University of Montana Fire Scientist Phillip Higuera is one of 120 researchers who are urging all Montanans to forego the use of fireworks on the 4th of July.

Their article, “Over 100 fire scientists urge the U.S. West: Skip the fireworks this record-dry Fourth of July,” was published in the nonprofit media outlet The Conversation on June 30.

Higuera explained the statistics to KGVO News.

“If you look at human ignitions and of wildfires, particularly in the wildland urban interface for the period of 1992 to 2015, there were over 1,100 human ignited fires in the wildland urban interface on the west just on the Fourth of July,” said Higuera. “And that number is basically twice what it is in the periods before and after the Fourth of July.”

Higuera continued.

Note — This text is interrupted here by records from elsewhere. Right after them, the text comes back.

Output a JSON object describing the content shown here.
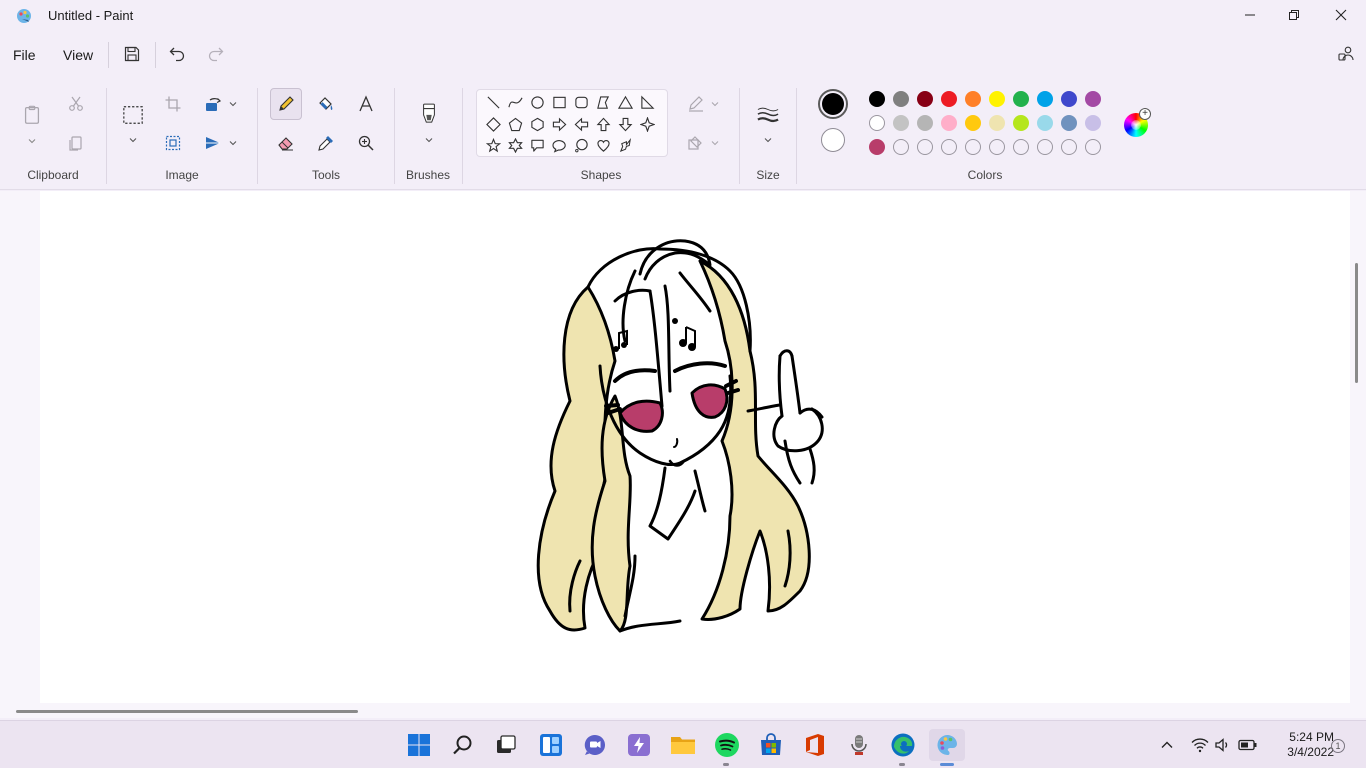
{
  "window": {
    "title": "Untitled - Paint"
  },
  "menu": {
    "file": "File",
    "view": "View"
  },
  "ribbon": {
    "groups": {
      "clipboard": "Clipboard",
      "image": "Image",
      "tools": "Tools",
      "brushes": "Brushes",
      "shapes": "Shapes",
      "size": "Size",
      "colors": "Colors"
    },
    "palette_row1": [
      "#000000",
      "#7f7f7f",
      "#880015",
      "#ed1c24",
      "#ff7f27",
      "#fff200",
      "#22b14c",
      "#00a2e8",
      "#3f48cc",
      "#a349a4"
    ],
    "palette_row2": [
      "#ffffff",
      "#c3c3c3",
      "#b5b5b5",
      "#ffaec9",
      "#ffc90e",
      "#efe4b0",
      "#b5e61d",
      "#99d9ea",
      "#7092be",
      "#c8bfe7"
    ],
    "palette_row3_first": "#b83d6a",
    "color1": "#000000",
    "color2": "#ffffff"
  },
  "drawing": {
    "hair_color": "#efe4b0",
    "eye_color": "#b83d6a"
  },
  "taskbar": {
    "time": "5:24 PM",
    "date": "3/4/2022",
    "notifications": "1"
  }
}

“So when you look at the number of human ignited fires across the year, that graph which we highlight in the piece has a big giant, obvious peak right at the Fourth of July,” he said. “So we know that it's a very predictable part of our behavior in celebrating the Fourth of July.”

Higuera acknowledged the family tradition of lighting fireworks around the 4th of July.

“We all love fireworks,” he said. “They're fun to see, and they're inspiring, but they also lead to unintentional wildfires, particularly when vegetation is dry as it is now.”

Higuera brought home the urgency of Montanans voluntarily giving up the temptation to light off fireworks during this period of extreme drought.

“Right now is not a great time to be playing with fireworks ourselves,” he said. “And part of the reason why this message is important this year is because conditions are unusually dry this Remember that the governor declared a drought emergency in Montana, and in that declaration he notes that the alarming drought conditions could result in a severe wildfire season.”

UM fire experts were joined in this call for extreme caution by signatories from 51 academic or research institutions from 20 U.S. states, as well as Canada, Australia, Italy and Spain. The majority were from the U.S. West, including over 30 from Montana, 15 from Colorado, 11 from Oregon and Idaho, seven from California and six each from Arizona and Washington.

 

See the Must-Drive Roads in Every State